December has been a wet month for California, as the “Pineapple Express,” a tropical atmospheric river of moisture barreling off the Pacific Ocean, brought inches of rain and punishing winds to West Coast residents. Downpours caused flash flood warnings, freeway closures, mudslides, and record monthly precipitation totals — achieved in one day.
Even after such spectacular rain and snowfall — rare for drought-stricken California — it is going to take a lot more than that to get the state anywhere close to normal water levels. On Thursday, the U.S. Drought Monitor said that “two consecutive weeks of widespread heavy (7-day totals of 4 to 12 inches) precipitation, augmented by above-normal autumn precipitation,” not only flooded parts of California, but also provided it with “a foothold for drought recovery.”
However, “3 straight winters of subnormal precipitation will take time (possibly several consecutive wet winters) to fully recharge the reservoir levels and subsoil moisture back to normal.”
The latest drought map shows how much progress California still needs to make to get out of its deep, three-year-long drought.
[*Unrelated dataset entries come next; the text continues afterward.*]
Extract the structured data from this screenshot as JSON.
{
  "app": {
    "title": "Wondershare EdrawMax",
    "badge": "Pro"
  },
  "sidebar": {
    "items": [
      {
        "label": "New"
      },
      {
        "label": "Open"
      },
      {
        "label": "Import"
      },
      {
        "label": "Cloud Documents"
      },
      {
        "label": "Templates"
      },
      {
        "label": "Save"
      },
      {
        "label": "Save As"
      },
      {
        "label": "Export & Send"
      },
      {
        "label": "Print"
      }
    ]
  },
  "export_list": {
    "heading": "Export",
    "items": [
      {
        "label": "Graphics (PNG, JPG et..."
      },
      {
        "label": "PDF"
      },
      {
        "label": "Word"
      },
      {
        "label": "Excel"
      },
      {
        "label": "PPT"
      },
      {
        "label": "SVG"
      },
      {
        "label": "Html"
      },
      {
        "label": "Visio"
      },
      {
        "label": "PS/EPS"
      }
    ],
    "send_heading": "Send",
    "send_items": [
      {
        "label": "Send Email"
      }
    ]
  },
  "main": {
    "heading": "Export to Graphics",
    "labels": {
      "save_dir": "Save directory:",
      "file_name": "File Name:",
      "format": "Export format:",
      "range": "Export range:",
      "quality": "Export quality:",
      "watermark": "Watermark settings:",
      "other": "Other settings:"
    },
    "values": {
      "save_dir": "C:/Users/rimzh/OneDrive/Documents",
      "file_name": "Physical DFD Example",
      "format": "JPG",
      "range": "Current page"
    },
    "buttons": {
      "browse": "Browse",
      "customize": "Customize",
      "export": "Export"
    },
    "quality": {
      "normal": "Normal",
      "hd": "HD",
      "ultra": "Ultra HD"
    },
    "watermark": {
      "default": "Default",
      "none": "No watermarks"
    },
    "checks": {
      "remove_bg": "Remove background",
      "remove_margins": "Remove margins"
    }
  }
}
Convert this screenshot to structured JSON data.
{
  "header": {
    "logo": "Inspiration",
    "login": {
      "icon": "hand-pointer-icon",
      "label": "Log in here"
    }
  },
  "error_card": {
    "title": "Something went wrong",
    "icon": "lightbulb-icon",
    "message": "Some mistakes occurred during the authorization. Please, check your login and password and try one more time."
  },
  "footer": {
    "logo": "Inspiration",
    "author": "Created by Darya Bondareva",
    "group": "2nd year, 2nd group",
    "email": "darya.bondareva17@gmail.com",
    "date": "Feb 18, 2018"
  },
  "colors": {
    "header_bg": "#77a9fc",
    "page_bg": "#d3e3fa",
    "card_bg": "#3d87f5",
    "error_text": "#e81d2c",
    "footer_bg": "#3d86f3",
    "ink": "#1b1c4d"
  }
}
One-hundred percent of the state is categorized as “abnormally dry,” with 98.4 percent in moderate drought or worse. Even with two weeks that saw inches of rain break local and daily records, more than 77 percent of the state is in “extreme drought.”
“With several more months still left in the wet season, it is possible that additional storms similar to the ones that just occurred will continue to chip away at the long-term hydrological drought, and the addition of lower temperatures would help build the snow pack,” the drought summary concluded. “’Cautious optimism, but still a long way to go’ would be the very short summary for this week’s California drought picture.”
So how many gallons is that “long way to go” as the state hopes to fight back from the most severe drought of the last 1200 years?
Last week, a team of scientists led by Jay Famiglietti of NASA’s Jet Propulsion Laboratory used satellite data to calculate for the first time ever that California would need 11 trillion gallons of water to recover from the punishing three-year drought.
“Spaceborne and airborne measurements of Earth’s changing shape, surface height and gravity field now allow us to measure and analyze key features of droughts better than ever before, including determining precisely when they begin and end and what their magnitude is at any moment in time,” Famiglietti said. “That’s an incredible advance and something that would be impossible using only ground-based observations.”
Every year since the start of the drought in 2011, four trillion gallons have disappeared from the Sacramento and San Joaquin river basins, mostly due to agricultural tapping of groundwater supplies as reservoirs ran low. This is more than California’s residents consume annually for domestic and municipal purposes. Filling that 11 trillion gallon hole would take another three years.
The airborne data also revealed that previous estimates of Sierra Nevada snowpack were twice as high as they actually were. The recent Pineapple Express storms have pushed Sierra precipitation levels to 142 percent above normal. Yet the extended heat and drought, as well as the fact that too much of the recent precipitation has been rain rather than snow, has kept snowpack levels at 48 percent of what they should be.
The next three months look to remain wetter than they have been in previous dry winters, according to a recent NOAA report. The hope is that temperatures will not be so high that too much of the precipitation in the mountains falls as rain, which does not add to the snowpack. The rest of the state relies heavily on the stored water in that snow throughout the rest of the year to keep reservoirs from dropping too precipitously.
We can’t say that the drought in California was caused by climate change, but there is a great deal of research concluding that the record high temperatures recently plaguing the state have made the drought a lot worse than it would have been otherwise. “For the California drought, this evidence includes the fingerprints of higher temperatures and changes in atmospheric circulation patterns in a climate pumped up by greenhouse gases emitted by human activities,” said Peter Gleick, the president of the Pacific Institute, in a Sacramento Bee op-ed. “These higher temperatures have led to extra drying of soils, greater agricultural water demand, earlier and faster snowmelt, and higher evaporative losses in reservoirs.”
California businesses are paying attention. According to a report by CDP, 86 percent of the companies in the state surveyed said they factored climate change into their business plans.